Visual examination is not enough though. It is best to verify all traces using a Digital Volt Meter in continuity mode. If at this point one has to be told to use insulated wire to fix the traces then one probably lacks the basic skills to take on this task at all …

As you can see on the picture already I used sockets instead of soldering the ICs into place directly. This helps in finding and correcting faults without putting stress on the chips.

Replacement parts

Sourcing replacement parts was not that hard. Basically all HD14xxx had to be replaced by MOS 40xxx equivalents. Only one transistor had to be sought out of a variety of possible replacements.

Part Original Type Replacement Type Comment
Q11 (2S)C2785 2SC1815 NPN, TO-92, 50V, 150mA
Q10 (2S)A1175 Still available at the shop of my choice
IC HD14xxx MOS40xxx

Battery replacement

I put in a lithium cell insead of the former reloadable type. This requires the load current resistor R70 to be replaced by a diode (1n4148 will do).

The general crimp fix

A heads up in advance: Yes, the board connectors can be the source of many problems on the Poly-61.

However it depends on the general damage, especially in the case of a leaked battery, whether it is enough to just re-crimp the connectors or whether more action is required. In my case the sockets of CN12 and CN27B where badly affected as well and needed to be cleaned to regain full connectivity. The crimps of the connectors where literally falling apart.

Fixing the faults

Constant tone

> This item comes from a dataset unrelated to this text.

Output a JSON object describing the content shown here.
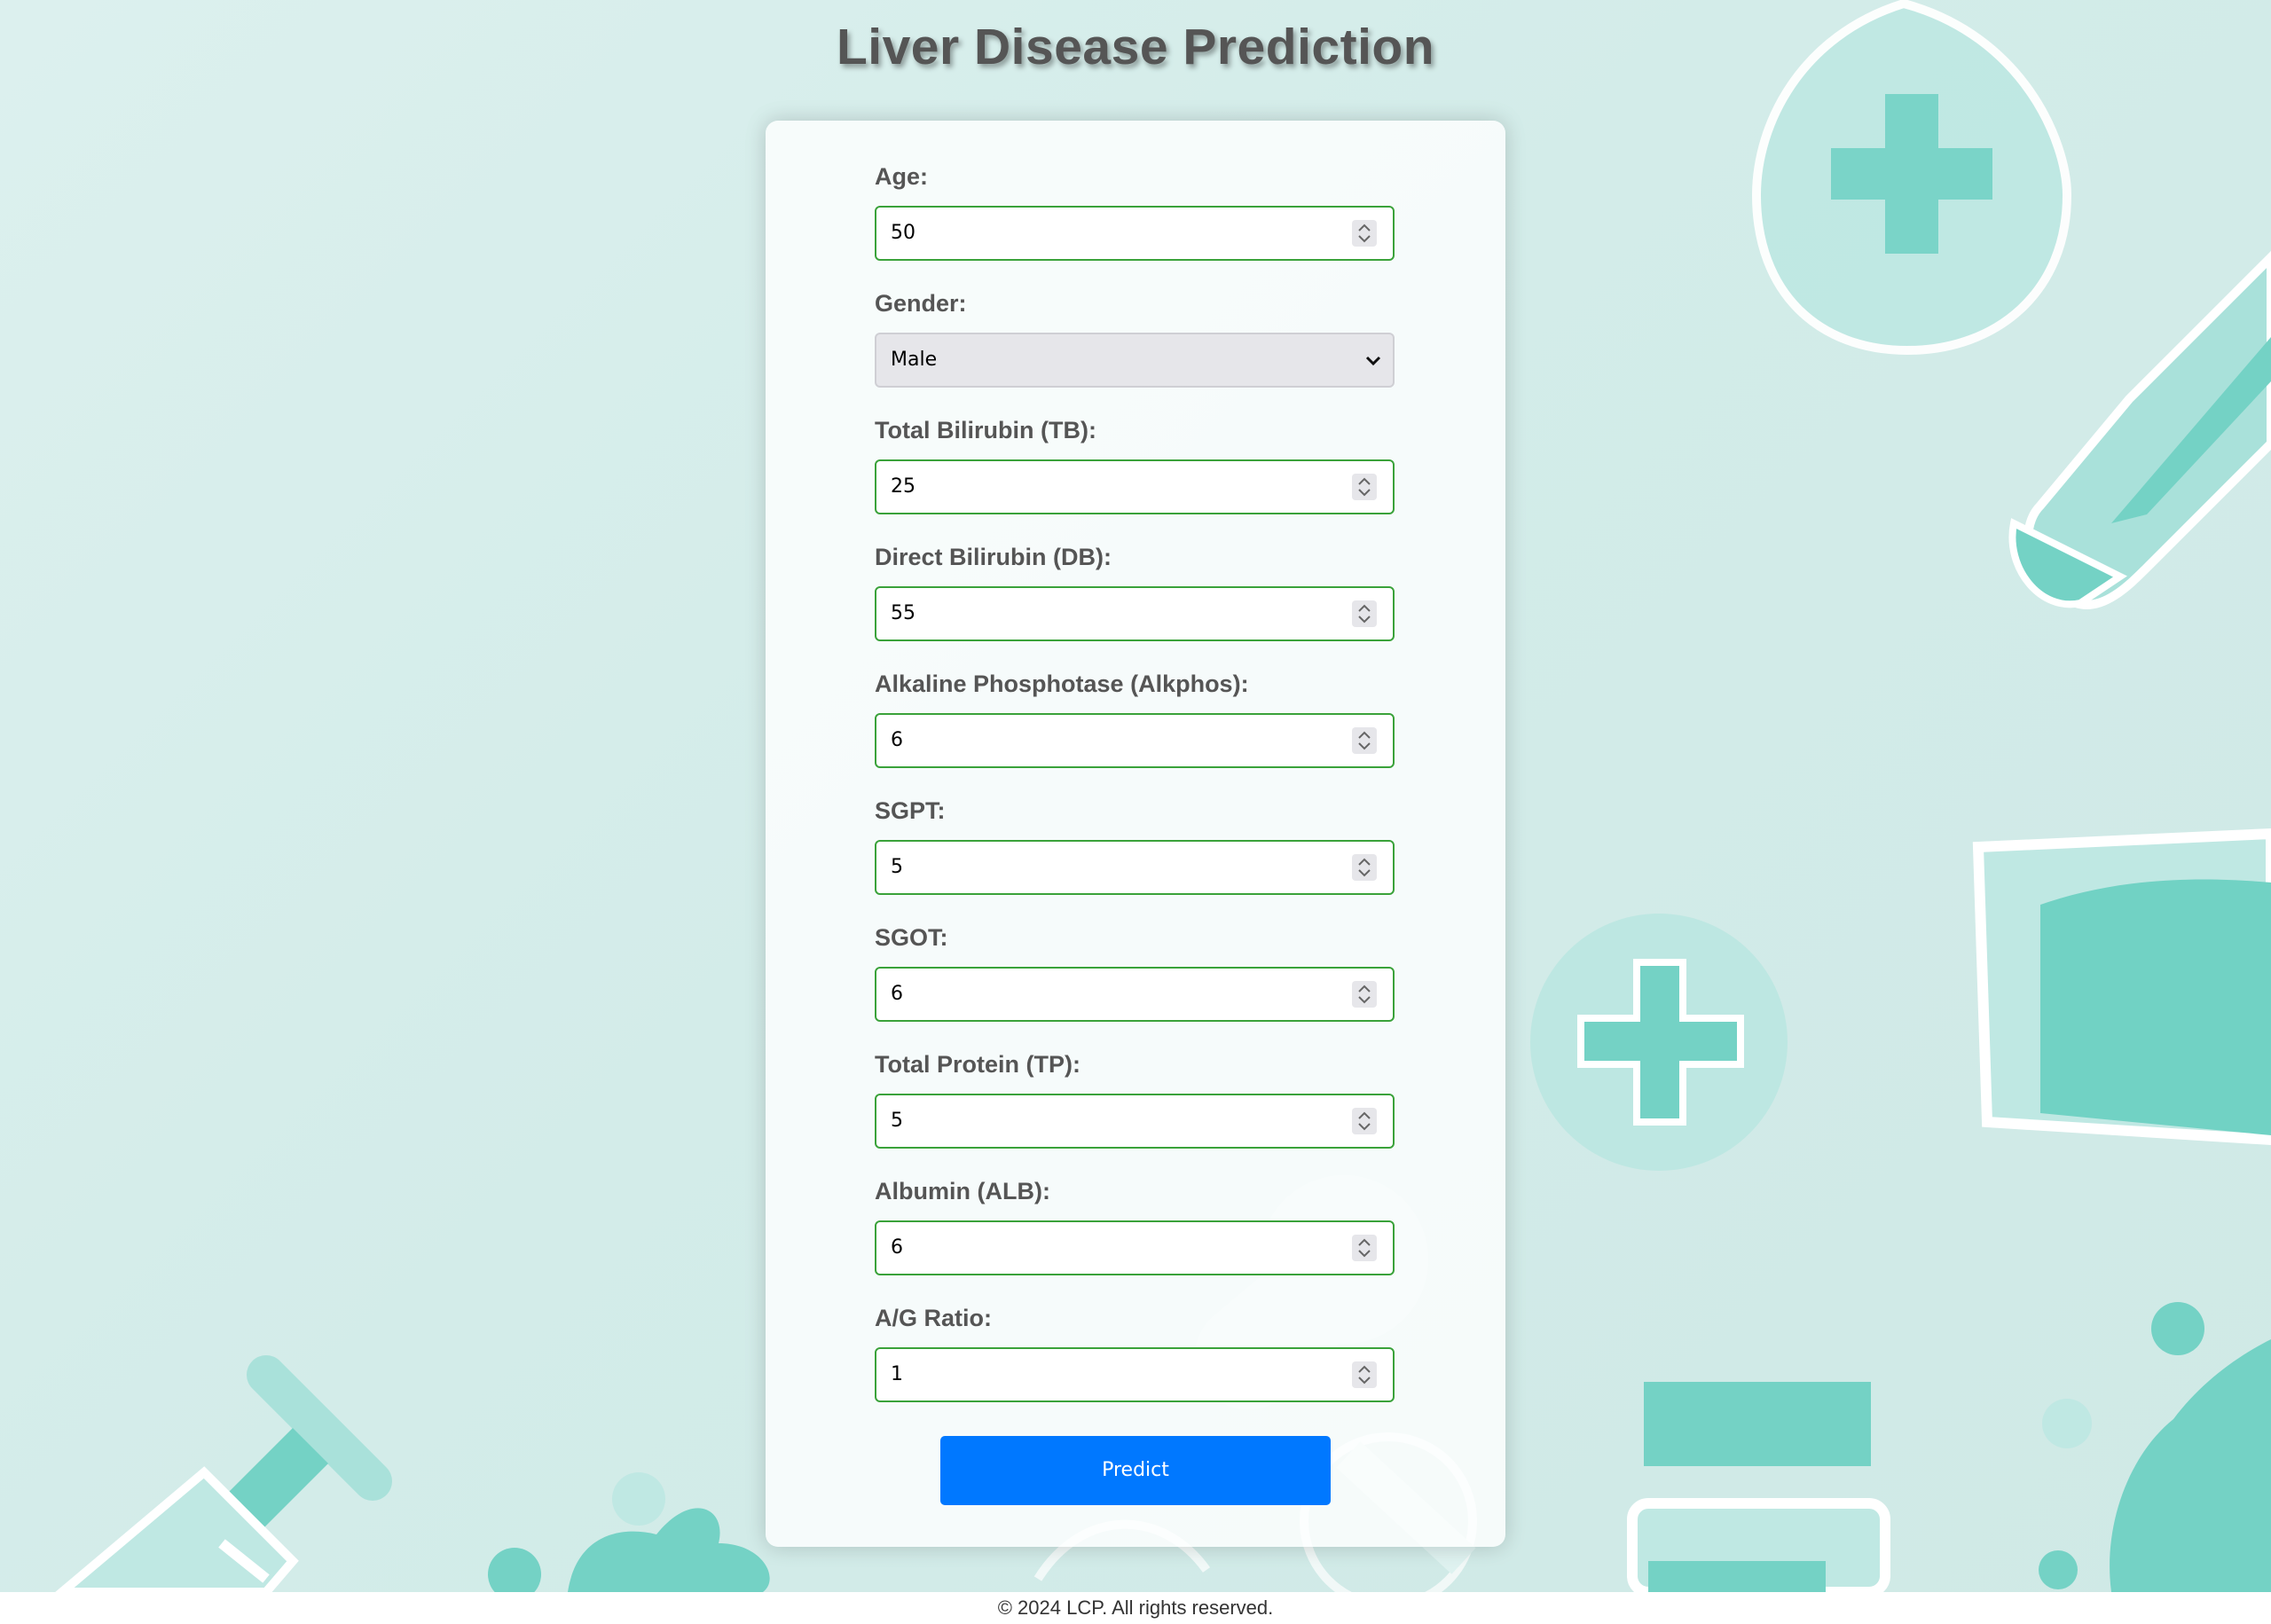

If a synth outputs sound constantly, chances are high that the VCA is open. Now in most cases the VCA is driven by an envelope generator. EGs need some sort of gate or trigger. The Poly-61 uses SSM2056 envelope generator ICs and they have a Gate input at pin 6. I checked the pins with a DVM and found ~1.3V at five of the six. Now 1.3V is given in the datasheet as the maximum required threshold voltage for the gate. So all these inputs where active. Looking at the schematics you will eventually find that the gate lines are directly connected to buffer IC outputs on KLM-509 via CN12. With CN12 being severely damaged by the battery acid and having barely any connectivity, the affected gate lines where floating. I assume that this causes the 2056 to pull the inputs high internally for some reason. I cleaned the pins of the board connector with a dremel brush and for the lack of replacement crimps came up with a temporary solution until I manage to source the right crimps.

KLM-509A CN12 custom crimping

DCO2 missing

DCO2 for the six voices are provided by IC5  and IC14 on KLM-509. DCO2 was missing on voices 4-6. This meant that one of the chips was doing its job and the other one wasn´t. It turned out that a trace between IC11 and IC14 was cracked, leaving the CS line non-functional.

Number 6 switch

This was in fact an easy fix, because it was also only a cracked trace on KLM-509, but it was the hardest to find out because of the barely readable schematics. In the end I was lucky that I didn´t depend on it more.


That was about it. One Poly-61 back to life. All that was left where the typical restauration tasks like cleaning pots and key contacts and cosmetics.